**** Supplied records ****
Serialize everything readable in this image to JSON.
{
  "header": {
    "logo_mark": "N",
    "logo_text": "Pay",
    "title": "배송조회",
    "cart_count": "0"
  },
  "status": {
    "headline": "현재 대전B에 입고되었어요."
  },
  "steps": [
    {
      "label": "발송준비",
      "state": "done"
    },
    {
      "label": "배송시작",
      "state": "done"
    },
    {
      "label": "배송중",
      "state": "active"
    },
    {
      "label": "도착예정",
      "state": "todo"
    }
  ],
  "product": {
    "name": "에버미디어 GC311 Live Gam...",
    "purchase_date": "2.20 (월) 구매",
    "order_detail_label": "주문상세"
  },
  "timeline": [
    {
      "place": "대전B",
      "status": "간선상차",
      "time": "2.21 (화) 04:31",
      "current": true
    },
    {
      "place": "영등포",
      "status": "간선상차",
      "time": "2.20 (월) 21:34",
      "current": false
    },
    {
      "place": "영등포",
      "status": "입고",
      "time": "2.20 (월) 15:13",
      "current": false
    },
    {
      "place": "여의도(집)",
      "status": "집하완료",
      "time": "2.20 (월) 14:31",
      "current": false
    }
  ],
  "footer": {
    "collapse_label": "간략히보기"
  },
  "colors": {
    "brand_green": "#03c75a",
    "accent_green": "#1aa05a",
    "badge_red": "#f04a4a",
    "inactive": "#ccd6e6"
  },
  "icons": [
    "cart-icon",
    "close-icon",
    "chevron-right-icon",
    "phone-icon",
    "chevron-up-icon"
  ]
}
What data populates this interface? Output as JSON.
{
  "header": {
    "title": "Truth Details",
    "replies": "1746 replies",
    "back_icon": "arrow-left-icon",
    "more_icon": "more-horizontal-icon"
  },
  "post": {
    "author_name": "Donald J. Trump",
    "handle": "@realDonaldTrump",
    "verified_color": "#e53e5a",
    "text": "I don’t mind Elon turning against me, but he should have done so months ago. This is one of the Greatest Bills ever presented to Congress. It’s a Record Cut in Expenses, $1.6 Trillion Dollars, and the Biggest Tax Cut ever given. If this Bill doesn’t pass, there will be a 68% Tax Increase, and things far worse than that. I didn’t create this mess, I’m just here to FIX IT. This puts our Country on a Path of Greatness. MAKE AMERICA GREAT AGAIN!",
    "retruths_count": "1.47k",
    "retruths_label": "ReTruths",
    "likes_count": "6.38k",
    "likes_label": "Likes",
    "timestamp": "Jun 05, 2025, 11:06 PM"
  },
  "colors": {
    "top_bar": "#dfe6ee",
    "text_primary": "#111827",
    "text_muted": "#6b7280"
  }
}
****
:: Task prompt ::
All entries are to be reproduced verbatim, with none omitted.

:: Exercise result ::
Serialize everything readable in this image to JSON.
{
  "header": {
    "logo_mark": "N",
    "logo_text": "Pay",
    "title": "배송조회",
    "cart_count": "0"
  },
  "status": {
    "headline": "현재 대전B에 입고되었어요."
  },
  "steps": [
    {
      "label": "발송준비",
      "state": "done"
    },
    {
      "label": "배송시작",
      "state": "done"
    },
    {
      "label": "배송중",
      "state": "active"
    },
    {
      "label": "도착예정",
      "state": "todo"
    }
  ],
  "product": {
    "name": "에버미디어 GC311 Live Gam...",
    "purchase_date": "2.20 (월) 구매",
    "order_detail_label": "주문상세"
  },
  "timeline": [
    {
      "place": "대전B",
      "status": "간선상차",
      "time": "2.21 (화) 04:31",
      "current": true
    },
    {
      "place": "영등포",
      "status": "간선상차",
      "time": "2.20 (월) 21:34",
      "current": false
    },
    {
      "place": "영등포",
      "status": "입고",
      "time": "2.20 (월) 15:13",
      "current": false
    },
    {
      "place": "여의도(집)",
      "status": "집하완료",
      "time": "2.20 (월) 14:31",
      "current": false
    }
  ],
  "footer": {
    "collapse_label": "간략히보기"
  },
  "colors": {
    "brand_green": "#03c75a",
    "accent_green": "#1aa05a",
    "badge_red": "#f04a4a",
    "inactive": "#ccd6e6"
  },
  "icons": [
    "cart-icon",
    "close-icon",
    "chevron-right-icon",
    "phone-icon",
    "chevron-up-icon"
  ]
}
What data populates this interface? Output as JSON.
{
  "header": {
    "title": "Truth Details",
    "replies": "1746 replies",
    "back_icon": "arrow-left-icon",
    "more_icon": "more-horizontal-icon"
  },
  "post": {
    "author_name": "Donald J. Trump",
    "handle": "@realDonaldTrump",
    "verified_color": "#e53e5a",
    "text": "I don’t mind Elon turning against me, but he should have done so months ago. This is one of the Greatest Bills ever presented to Congress. It’s a Record Cut in Expenses, $1.6 Trillion Dollars, and the Biggest Tax Cut ever given. If this Bill doesn’t pass, there will be a 68% Tax Increase, and things far worse than that. I didn’t create this mess, I’m just here to FIX IT. This puts our Country on a Path of Greatness. MAKE AMERICA GREAT AGAIN!",
    "retruths_count": "1.47k",
    "retruths_label": "ReTruths",
    "likes_count": "6.38k",
    "likes_label": "Likes",
    "timestamp": "Jun 05, 2025, 11:06 PM"
  },
  "colors": {
    "top_bar": "#dfe6ee",
    "text_primary": "#111827",
    "text_muted": "#6b7280"
  }
}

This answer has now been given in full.